red_floy_tag“One of our objectives is to provide anglers with information that will help them locate new fishing areas and give them an understanding of what to look for when trying to locate a school of striped bass,” said Debora Herndon, NDOW fisheries biologist.

On Dec. 2, NDOW fisheries biologists released 19 striped bass that carry surgically implanted sonic transmitters.  These transmitters emit a signal that biologists can track using telemetry equipment. Biologists plan to complete weekly status checks on the fish in order to determine the fishes’ location at the time and by so doing identify their habitat of choice.

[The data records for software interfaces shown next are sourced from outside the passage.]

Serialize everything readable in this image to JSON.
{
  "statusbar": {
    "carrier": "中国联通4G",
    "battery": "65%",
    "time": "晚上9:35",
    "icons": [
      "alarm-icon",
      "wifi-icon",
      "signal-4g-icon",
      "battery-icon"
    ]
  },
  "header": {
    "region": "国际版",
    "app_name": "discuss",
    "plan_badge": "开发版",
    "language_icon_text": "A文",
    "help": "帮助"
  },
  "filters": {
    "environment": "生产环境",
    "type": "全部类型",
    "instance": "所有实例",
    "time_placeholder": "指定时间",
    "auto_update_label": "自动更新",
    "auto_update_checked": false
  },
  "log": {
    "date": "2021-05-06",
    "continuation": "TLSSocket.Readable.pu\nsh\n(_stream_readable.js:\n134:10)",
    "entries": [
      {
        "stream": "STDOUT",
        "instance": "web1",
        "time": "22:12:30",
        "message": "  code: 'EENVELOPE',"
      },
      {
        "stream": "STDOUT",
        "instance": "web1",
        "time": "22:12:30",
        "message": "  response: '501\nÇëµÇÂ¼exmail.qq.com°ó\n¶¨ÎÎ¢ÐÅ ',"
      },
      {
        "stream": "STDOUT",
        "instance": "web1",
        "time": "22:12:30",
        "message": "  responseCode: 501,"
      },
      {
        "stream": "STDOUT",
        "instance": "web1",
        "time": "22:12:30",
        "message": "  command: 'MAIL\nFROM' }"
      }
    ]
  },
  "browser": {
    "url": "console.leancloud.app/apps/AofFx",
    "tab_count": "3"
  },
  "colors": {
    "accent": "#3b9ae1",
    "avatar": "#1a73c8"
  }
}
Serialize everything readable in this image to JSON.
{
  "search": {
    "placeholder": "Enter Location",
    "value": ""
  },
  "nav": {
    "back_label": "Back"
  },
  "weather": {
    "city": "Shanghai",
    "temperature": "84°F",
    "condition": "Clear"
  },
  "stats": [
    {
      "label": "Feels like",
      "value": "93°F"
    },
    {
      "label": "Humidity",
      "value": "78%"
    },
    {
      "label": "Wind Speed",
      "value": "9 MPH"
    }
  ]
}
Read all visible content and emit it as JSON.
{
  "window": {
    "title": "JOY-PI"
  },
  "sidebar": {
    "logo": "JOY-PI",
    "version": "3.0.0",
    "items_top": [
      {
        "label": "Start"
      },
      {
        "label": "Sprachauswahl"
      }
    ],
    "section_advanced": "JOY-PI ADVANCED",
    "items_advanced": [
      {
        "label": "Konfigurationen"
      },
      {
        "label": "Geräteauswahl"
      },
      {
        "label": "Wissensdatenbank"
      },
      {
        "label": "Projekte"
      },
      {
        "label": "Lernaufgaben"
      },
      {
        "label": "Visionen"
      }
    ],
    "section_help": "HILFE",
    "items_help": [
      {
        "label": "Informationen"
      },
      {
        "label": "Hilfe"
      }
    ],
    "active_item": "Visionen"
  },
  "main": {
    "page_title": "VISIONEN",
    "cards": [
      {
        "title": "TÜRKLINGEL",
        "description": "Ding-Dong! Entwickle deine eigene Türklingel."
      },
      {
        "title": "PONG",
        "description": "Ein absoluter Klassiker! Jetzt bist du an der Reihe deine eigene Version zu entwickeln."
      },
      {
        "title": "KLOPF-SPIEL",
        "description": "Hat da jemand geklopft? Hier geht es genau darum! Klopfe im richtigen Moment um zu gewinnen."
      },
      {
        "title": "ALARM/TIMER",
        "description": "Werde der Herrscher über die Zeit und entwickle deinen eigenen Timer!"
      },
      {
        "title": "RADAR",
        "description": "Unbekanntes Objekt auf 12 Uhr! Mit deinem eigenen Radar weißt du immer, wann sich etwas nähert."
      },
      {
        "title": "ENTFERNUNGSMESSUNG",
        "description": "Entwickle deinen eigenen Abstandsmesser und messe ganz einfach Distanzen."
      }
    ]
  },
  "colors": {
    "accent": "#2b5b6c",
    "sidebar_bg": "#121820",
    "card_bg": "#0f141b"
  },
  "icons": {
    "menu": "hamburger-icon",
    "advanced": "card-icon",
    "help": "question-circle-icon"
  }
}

Anglers will recognize a fish that is part of the study by the red Floy tag that is attached alongside its dorsal fin. Anyone who happens to catch one of these fish is encouraged to record the location where they caught the fish, including the GPS coordinates if they have the ability to do so, and the time of day. This information can be reported by calling Herndon at 702-486-6740.

The Nevada Department of Wildlife (NDOW) protects, restores and manages fish and wildlife, and promotes fishing, hunting, and boating safety. NDOW’s wildlife and habitat conservation efforts are primarily funded by sportsmen’s license and conservation fees and a federal surcharge on hunting and fishing gear. Support wildlife and habitat conservation in Nevada by purchasing a hunting, fishing, or combination license. Find us on Facebook or Twitter.